“When we ladies are responsible for so many people and tasks, it seems natural, and even necessary, to call all the shots.”
It’s hard for me to relinquish control to anyone- including my husband- even for the smallest of tasks. Take grocery shopping for example. I have to write out the shopping list each week and it has to be written in a certain way. I have to have it starting in the produce section and ending with the frozen food aisle. Everything on the list needs to be in the exact order as I go into the aisles. While we are shopping, I can’t send anyone off in another aisle to get anything or it completely throws me off. Pretty silly, huh?
“What we must do is determine the difference between being conscientious (our part) and being in control (God’s job).”
Sadly, I wish it were that easy. I know God is going to protect me. I know he knows what is best for me- even more than I. I know I should “trust” him. I love him and want to honor him, but do I really trust him? I say I do. Then why don’t I allow him to do HIS job. This is something I know I have to work on. I am hoping that by the end of this study, I will be able to give God his job back.

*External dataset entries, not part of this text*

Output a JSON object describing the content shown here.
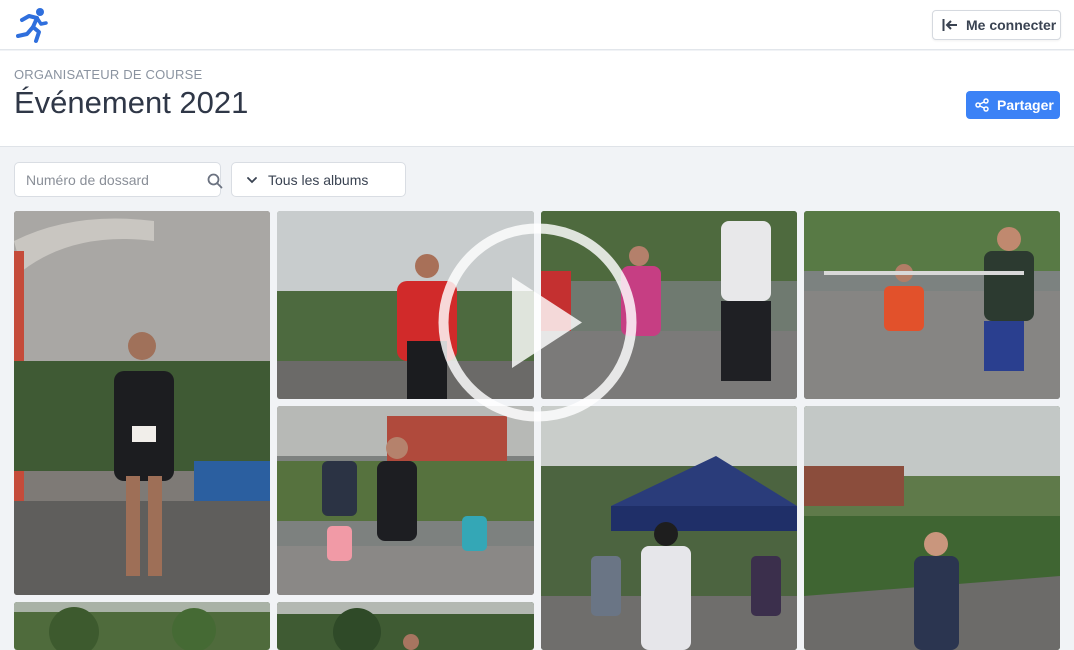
{
  "topbar": {
    "logo_icon": "runner-icon",
    "login_label": "Me connecter",
    "login_icon": "sign-in-icon"
  },
  "header": {
    "eyebrow": "ORGANISATEUR DE COURSE",
    "title": "Événement 2021",
    "share_label": "Partager",
    "share_icon": "share-icon"
  },
  "filters": {
    "search_placeholder": "Numéro de dossard",
    "search_icon": "search-icon",
    "album_label": "Tous les albums",
    "album_icon": "chevron-down-icon"
  },
  "gallery": {
    "video_icon": "play-icon",
    "photos": [
      "runner-finish-arch-photo",
      "runner-red-jersey-photo",
      "children-running-photo",
      "child-orange-shirt-photo",
      "family-running-photo",
      "cyclist-tent-photo",
      "woman-runner-photo",
      "trees-photo",
      "forest-runner-photo"
    ]
  },
  "colors": {
    "accent": "#3b82f6",
    "logo": "#2f6fdd"
  }
}
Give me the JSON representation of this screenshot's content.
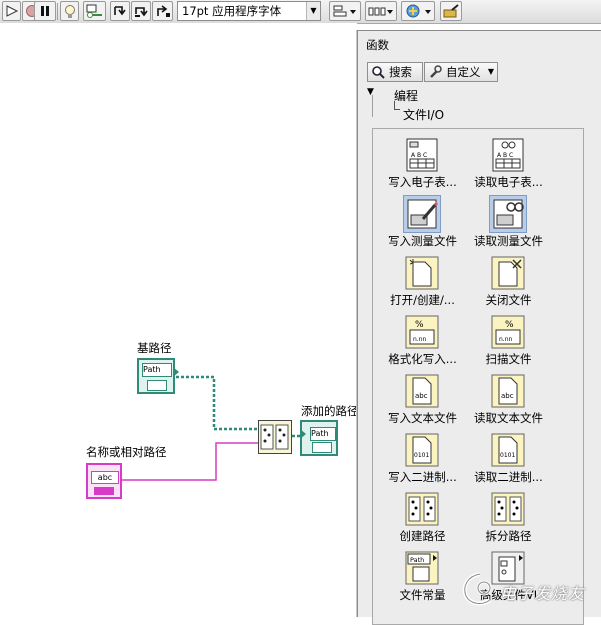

One of my favorite parts I have read thus far was when Karen explained dog and cat theology. Dog theology is when the dog is so happy you are home. They are so excited to see you, want to spend every moment with you and make YOU happy. You feed them, spend time with them, pat their backs and rub their bellies. “You must be God!” Cat theology is when the cat thinks you are happy to be home with them. You feed them, spend time with them, pat their backs and rub their bellies. You do all this because THEY “must be God.” While humorous, it is the truth and a clever way of making a comparison. I hope this type of humor continues through the book.
“When we go through life looking out for ourselves, taking control rather than trusting God for guidance, making decisions based solely on what’s best for us rather than what will make God most famous to those around us, we’re elevating ourselves above God and buying into backward, upside-down cat theology.”
So, my question to you is this- Do you want to be a cat or a dog?